Urbanophagy: Eating the City
During one of the workshop sessions, in this case with the Vietnamese, an elderly woman was baking something in the oven. I asked her "What are you baking?" And! she answered me "I'm baking the parking lot!"
-Alicia Ríos, 'Eat Art and Communities: From Oxford to Melbourne' in Moving Wor(l)ds, 6.2, 2006, pp. 177-186.
Ali&Cia's Urbanophagy Ceremonies are a form of public performance art or interactive community theatre that entail the creation of an edible scale model of a locality by its inhabitants. Community members draw on their culinary traditions to interpret a part of the map, adopting an urbanophagic gaze in the search for poetic and metaphorical connections. Each section is constructed on a table of two by two metres and on the day they are all brought together in a choreographed procession incorporating music and dance that recalls age-old, universal celebratory practices such as ceremonial offerings, sacrifices and banquets. The resulting edible model is an eclectic landscape of cultural diversity and a utopian vision of social integration. After its presentation, the groups pull apart the gastronomic patchwork and the public is invited to participate in a collective catharsis that connects them both to their surroundings and to those with whom they share them.
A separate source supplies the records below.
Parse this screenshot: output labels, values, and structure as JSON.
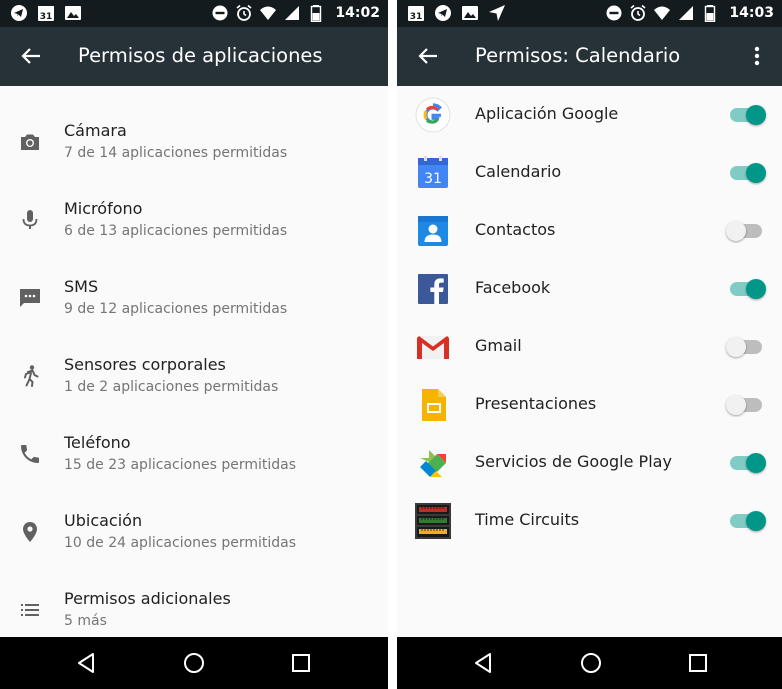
{
  "colors": {
    "appbar": "#263238",
    "statusbar": "#141b1e",
    "accent": "#009688",
    "accent_track": "#80cbc4",
    "text_primary": "#212121",
    "text_secondary": "#757575"
  },
  "left": {
    "status": {
      "time": "14:02",
      "calendar_day": "31"
    },
    "title": "Permisos de aplicaciones",
    "permissions": [
      {
        "icon": "camera-icon",
        "title": "Cámara",
        "subtitle": "7 de 14 aplicaciones permitidas"
      },
      {
        "icon": "microphone-icon",
        "title": "Micrófono",
        "subtitle": "6 de 13 aplicaciones permitidas"
      },
      {
        "icon": "sms-icon",
        "title": "SMS",
        "subtitle": "9 de 12 aplicaciones permitidas"
      },
      {
        "icon": "body-sensors-icon",
        "title": "Sensores corporales",
        "subtitle": "1 de 2 aplicaciones permitidas"
      },
      {
        "icon": "phone-icon",
        "title": "Teléfono",
        "subtitle": "15 de 23 aplicaciones permitidas"
      },
      {
        "icon": "location-icon",
        "title": "Ubicación",
        "subtitle": "10 de 24 aplicaciones permitidas"
      },
      {
        "icon": "list-icon",
        "title": "Permisos adicionales",
        "subtitle": "5 más"
      }
    ]
  },
  "right": {
    "status": {
      "time": "14:03",
      "calendar_day": "31"
    },
    "title": "Permisos: Calendario",
    "apps": [
      {
        "icon": "google-app-icon",
        "name": "Aplicación Google",
        "enabled": true
      },
      {
        "icon": "calendar-app-icon",
        "name": "Calendario",
        "enabled": true,
        "icon_text": "31"
      },
      {
        "icon": "contacts-app-icon",
        "name": "Contactos",
        "enabled": false
      },
      {
        "icon": "facebook-app-icon",
        "name": "Facebook",
        "enabled": true
      },
      {
        "icon": "gmail-app-icon",
        "name": "Gmail",
        "enabled": false
      },
      {
        "icon": "slides-app-icon",
        "name": "Presentaciones",
        "enabled": false
      },
      {
        "icon": "play-services-app-icon",
        "name": "Servicios de Google Play",
        "enabled": true
      },
      {
        "icon": "time-circuits-app-icon",
        "name": "Time Circuits",
        "enabled": true
      }
    ]
  }
}
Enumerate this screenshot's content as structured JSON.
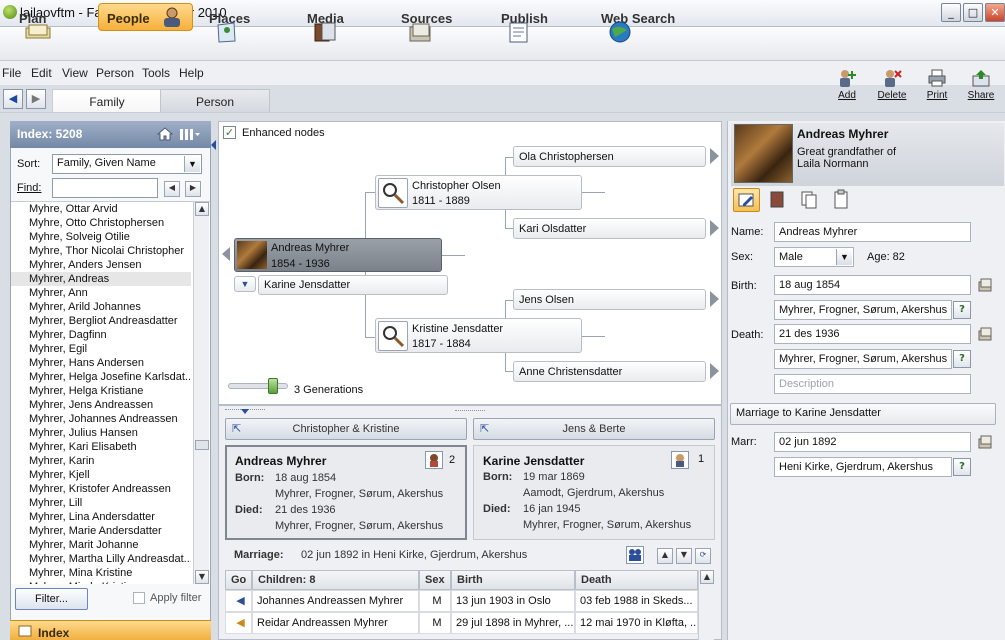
{
  "window": {
    "title": "lailaovftm - Family Tree Maker 2010",
    "min": "_",
    "max": "□",
    "close": "✕"
  },
  "workspaces": [
    {
      "label": "Plan"
    },
    {
      "label": "People"
    },
    {
      "label": "Places"
    },
    {
      "label": "Media"
    },
    {
      "label": "Sources"
    },
    {
      "label": "Publish"
    },
    {
      "label": "Web Search"
    }
  ],
  "menus": [
    "File",
    "Edit",
    "View",
    "Person",
    "Tools",
    "Help"
  ],
  "toolbar": {
    "add": "Add",
    "delete": "Delete",
    "print": "Print",
    "share": "Share"
  },
  "view_tabs": {
    "family": "Family",
    "person": "Person"
  },
  "index": {
    "title": "Index: 5208",
    "sort_label": "Sort:",
    "sort_value": "Family, Given Name",
    "find_label": "Find:",
    "find_value": "",
    "names": [
      "Myhre, Ottar Arvid",
      "Myhre, Otto Christophersen",
      "Myhre, Solveig Otilie",
      "Myhre, Thor Nicolai Christopher",
      "Myhrer, Anders Jensen",
      "Myhrer, Andreas",
      "Myhrer, Ann",
      "Myhrer, Arild Johannes",
      "Myhrer, Bergliot Andreasdatter",
      "Myhrer, Dagfinn",
      "Myhrer, Egil",
      "Myhrer, Hans Andersen",
      "Myhrer, Helga Josefine Karlsdat...",
      "Myhrer, Helga Kristiane",
      "Myhrer, Jens Andreassen",
      "Myhrer, Johannes Andreassen",
      "Myhrer, Julius Hansen",
      "Myhrer, Kari Elisabeth",
      "Myhrer, Karin",
      "Myhrer, Kjell",
      "Myhrer, Kristofer Andreassen",
      "Myhrer, Lill",
      "Myhrer, Lina Andersdatter",
      "Myhrer, Marie Andersdatter",
      "Myhrer, Marit Johanne",
      "Myhrer, Martha Lilly Andreasdat...",
      "Myhrer, Mina Kristine",
      "Myhrer, Minda Kristine"
    ],
    "selected_index": 5,
    "filter_button": "Filter...",
    "apply_filter": "Apply filter",
    "footer": "Index"
  },
  "tree": {
    "enhanced_nodes_label": "Enhanced nodes",
    "enhanced_checked": true,
    "generations_label": "3 Generations",
    "generations_level": 0.75,
    "focus": {
      "name": "Andreas Myhrer",
      "years": "1854 - 1936"
    },
    "spouse": "Karine Jensdatter",
    "father": {
      "name": "Christopher Olsen",
      "years": "1811 - 1889"
    },
    "mother": {
      "name": "Kristine Jensdatter",
      "years": "1817 - 1884"
    },
    "pgf": "Ola Christophersen",
    "pgm": "Kari Olsdatter",
    "mgf": "Jens Olsen",
    "mgm": "Anne Christensdatter"
  },
  "family": {
    "parents_tab1": "Christopher & Kristine",
    "parents_tab2": "Jens & Berte",
    "person1": {
      "name": "Andreas Myhrer",
      "born_label": "Born:",
      "born_date": "18 aug 1854",
      "born_place": "Myhrer, Frogner, Sørum, Akershus",
      "died_label": "Died:",
      "died_date": "21 des 1936",
      "died_place": "Myhrer, Frogner, Sørum, Akershus",
      "spouse_count": "2"
    },
    "person2": {
      "name": "Karine Jensdatter",
      "born_label": "Born:",
      "born_date": "19 mar 1869",
      "born_place": "Aamodt, Gjerdrum, Akershus",
      "died_label": "Died:",
      "died_date": "16 jan 1945",
      "died_place": "Myhrer, Frogner, Sørum, Akershus",
      "spouse_count": "1"
    },
    "marriage_label": "Marriage:",
    "marriage_text": "02 jun 1892 in Heni Kirke, Gjerdrum, Akershus",
    "children_headers": {
      "go": "Go",
      "children": "Children: 8",
      "sex": "Sex",
      "birth": "Birth",
      "death": "Death"
    },
    "children": [
      {
        "name": "Johannes Andreassen Myhrer",
        "sex": "M",
        "birth": "13 jun 1903 in Oslo",
        "death": "03 feb 1988 in Skeds..."
      },
      {
        "name": "Reidar Andreassen Myhrer",
        "sex": "M",
        "birth": "29 jul 1898 in Myhrer, ...",
        "death": "12 mai 1970 in Kløfta, ..."
      }
    ]
  },
  "editor": {
    "name_heading": "Andreas Myhrer",
    "relation_line1": "Great grandfather of",
    "relation_line2": "Laila Normann",
    "name_label": "Name:",
    "name_value": "Andreas Myhrer",
    "sex_label": "Sex:",
    "sex_value": "Male",
    "age_text": "Age: 82",
    "birth_label": "Birth:",
    "birth_date": "18 aug 1854",
    "birth_place": "Myhrer, Frogner, Sørum, Akershus",
    "death_label": "Death:",
    "death_date": "21 des 1936",
    "death_place": "Myhrer, Frogner, Sørum, Akershus",
    "description_placeholder": "Description",
    "marriage_header": "Marriage to Karine Jensdatter",
    "marr_label": "Marr:",
    "marr_date": "02 jun 1892",
    "marr_place": "Heni Kirke, Gjerdrum, Akershus"
  }
}
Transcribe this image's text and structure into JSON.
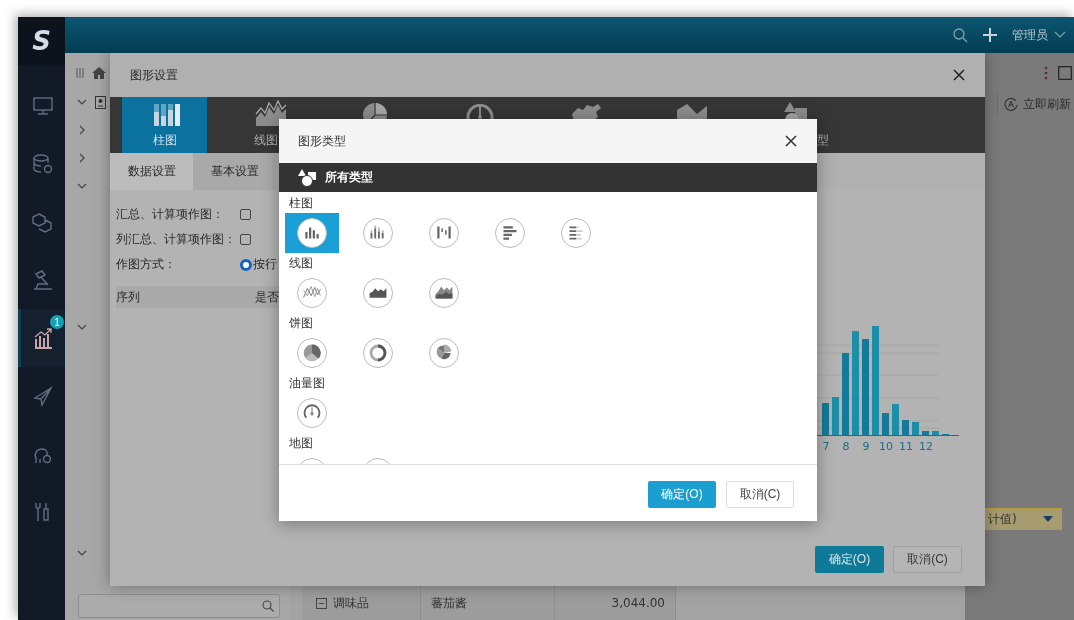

Beyond simply representing the integration of a city's different social groups, Urbanophagy Ceremonies enact this integration and claim the city for all of its citizens.
Alicia Ríos and Barbara Ortiz first developed the idea in 2003, in response to a commission by the City of Melbourne to create a work involving food and communities to celebrate the inauguration of Federation Square, the city's new public space and icon.
As part of the preparation of this event Ali&Cia staged Devorar Madrid, in which various collaborators assisted in the baking of the city of Madrid. This work was presented in the gallery Domestico '03 and eaten up by all who attended.
Subsequent to Eating the City, Melbourne, Ali&Cia were commissioned by COAC (Colegio Oficial de Arquitectos de Canarias) to produce Gran Canariaphagy, their first work of islaphagy.
Then, in 2007, Ali&Cia was commissioned by Lift, London International Festival of Theatre, to work with communities from East and Southeast London in the creation of Eat London. Eat London was awarded gold by Visit London for the best celebration of cultural diversity, 2007.
Eat Art and Communities: From Oxford to Melbourne(download pdf)
Moving Wor(l)ds, 6.2, 2006, pp. 117-186.
El arte comestible de Alicia Rios(download pdf)
Carlos Jiménez, art.es, nº 20, april/may 2007, pp. 103-106
Con la comida sí se juega(download pdf)
Itxaso Álvarez, El Correo, focus s, 20/5/2006, pp. 1-3.